Toyota Motor Corp. and Mazda Motor Corp. agreed to broaden their partnership to share car technologies, potentially including new projects on fuel efficiency and safety.
The two Japanese automakers will set up a joint committee that will evaluate ways to utilize each other’s strengths, according to a joint press release issued Toyota and Mazda today. The partnership will result in “more appealing cars,” they said, without elaborating.
The latest agreement will build on previous cooperation between the two companies, under which Mazda licensed Toyota’s hybrid technology and some Toyota compact cars were produced at a Mazda factory in Mexico. Toyota’s President Akio Toyoda said today that the two companies shared the same vision and have earned trust through individual projects, and the time was ripe for them to collaborate to make better cars for the future.

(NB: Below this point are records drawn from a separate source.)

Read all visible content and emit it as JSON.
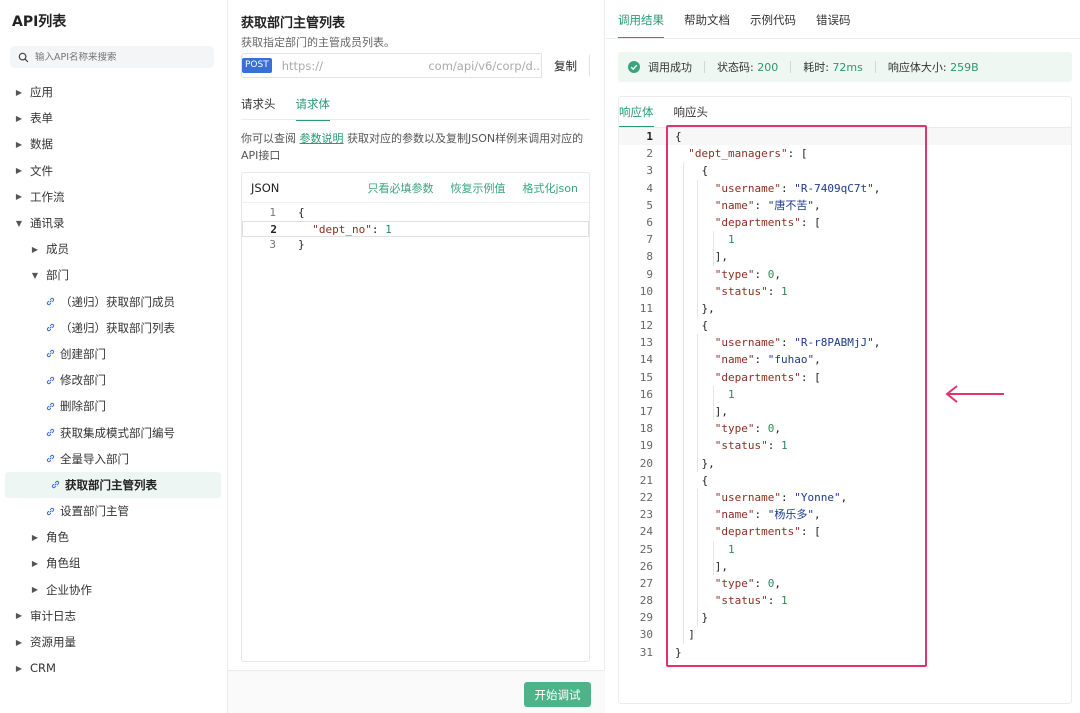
{
  "sidebar": {
    "title": "API列表",
    "search_placeholder": "输入API名称来搜索",
    "items": [
      {
        "label": "应用",
        "level": 0,
        "type": "folder",
        "expanded": false
      },
      {
        "label": "表单",
        "level": 0,
        "type": "folder",
        "expanded": false
      },
      {
        "label": "数据",
        "level": 0,
        "type": "folder",
        "expanded": false
      },
      {
        "label": "文件",
        "level": 0,
        "type": "folder",
        "expanded": false
      },
      {
        "label": "工作流",
        "level": 0,
        "type": "folder",
        "expanded": false
      },
      {
        "label": "通讯录",
        "level": 0,
        "type": "folder",
        "expanded": true
      },
      {
        "label": "成员",
        "level": 1,
        "type": "folder",
        "expanded": false
      },
      {
        "label": "部门",
        "level": 1,
        "type": "folder",
        "expanded": true
      },
      {
        "label": "（递归）获取部门成员",
        "level": 2,
        "type": "api"
      },
      {
        "label": "（递归）获取部门列表",
        "level": 2,
        "type": "api"
      },
      {
        "label": "创建部门",
        "level": 2,
        "type": "api"
      },
      {
        "label": "修改部门",
        "level": 2,
        "type": "api"
      },
      {
        "label": "删除部门",
        "level": 2,
        "type": "api"
      },
      {
        "label": "获取集成模式部门编号",
        "level": 2,
        "type": "api"
      },
      {
        "label": "全量导入部门",
        "level": 2,
        "type": "api"
      },
      {
        "label": "获取部门主管列表",
        "level": 2,
        "type": "api",
        "active": true
      },
      {
        "label": "设置部门主管",
        "level": 2,
        "type": "api"
      },
      {
        "label": "角色",
        "level": 1,
        "type": "folder",
        "expanded": false
      },
      {
        "label": "角色组",
        "level": 1,
        "type": "folder",
        "expanded": false
      },
      {
        "label": "企业协作",
        "level": 1,
        "type": "folder",
        "expanded": false
      },
      {
        "label": "审计日志",
        "level": 0,
        "type": "folder",
        "expanded": false
      },
      {
        "label": "资源用量",
        "level": 0,
        "type": "folder",
        "expanded": false
      },
      {
        "label": "CRM",
        "level": 0,
        "type": "folder",
        "expanded": false
      }
    ]
  },
  "api": {
    "title": "获取部门主管列表",
    "description": "获取指定部门的主管成员列表。",
    "method": "POST",
    "url_start": "https://",
    "url_end": "com/api/v6/corp/d...",
    "copy_label": "复制"
  },
  "request": {
    "tabs": [
      {
        "label": "请求头",
        "active": false
      },
      {
        "label": "请求体",
        "active": true
      }
    ],
    "desc_prefix": "你可以查阅 ",
    "desc_link": "参数说明",
    "desc_suffix": " 获取对应的参数以及复制JSON样例来调用对应的API接口",
    "json_label": "JSON",
    "actions": [
      "只看必填参数",
      "恢复示例值",
      "格式化json"
    ],
    "code_lines": [
      "{",
      "  \"dept_no\": 1",
      "}"
    ],
    "run_label": "开始调试"
  },
  "result": {
    "tabs": [
      {
        "label": "调用结果",
        "active": true
      },
      {
        "label": "帮助文档",
        "active": false
      },
      {
        "label": "示例代码",
        "active": false
      },
      {
        "label": "错误码",
        "active": false
      }
    ],
    "status_text": "调用成功",
    "status_code_label": "状态码:",
    "status_code": "200",
    "time_label": "耗时:",
    "time": "72ms",
    "size_label": "响应体大小:",
    "size": "259B",
    "resp_tabs": [
      {
        "label": "响应体",
        "active": true
      },
      {
        "label": "响应头",
        "active": false
      }
    ],
    "response_lines": [
      "{",
      "  \"dept_managers\": [",
      "    {",
      "      \"username\": \"R-7409qC7t\",",
      "      \"name\": \"唐不苦\",",
      "      \"departments\": [",
      "        1",
      "      ],",
      "      \"type\": 0,",
      "      \"status\": 1",
      "    },",
      "    {",
      "      \"username\": \"R-r8PABMjJ\",",
      "      \"name\": \"fuhao\",",
      "      \"departments\": [",
      "        1",
      "      ],",
      "      \"type\": 0,",
      "      \"status\": 1",
      "    },",
      "    {",
      "      \"username\": \"Yonne\",",
      "      \"name\": \"杨乐多\",",
      "      \"departments\": [",
      "        1",
      "      ],",
      "      \"type\": 0,",
      "      \"status\": 1",
      "    }",
      "  ]",
      "}"
    ]
  },
  "colors": {
    "accent": "#2a9a73",
    "highlight": "#e2346c",
    "method_badge": "#3b6fd8"
  }
}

Toyota in January said it will make about 5,680 patents related to fuel-cell technology available royalty-free through 2020, to help speed the adoption of hydrogen-powered cars. While other automakers are investing in developing vehicles that run on alternative power, Mazda has focused on refining engine performance and has supplied its Skyactiv fuel-efficient technology to Nissan Motor Co.
Mazda is not considering a financial alliance with Toyota for now, Chief Executive Officer Masamichi Kogai said in Tokyo today.
Both Toyota’s Toyoda and Mazda’s Kogai today declined to comment on the possible products that will result from the partnership.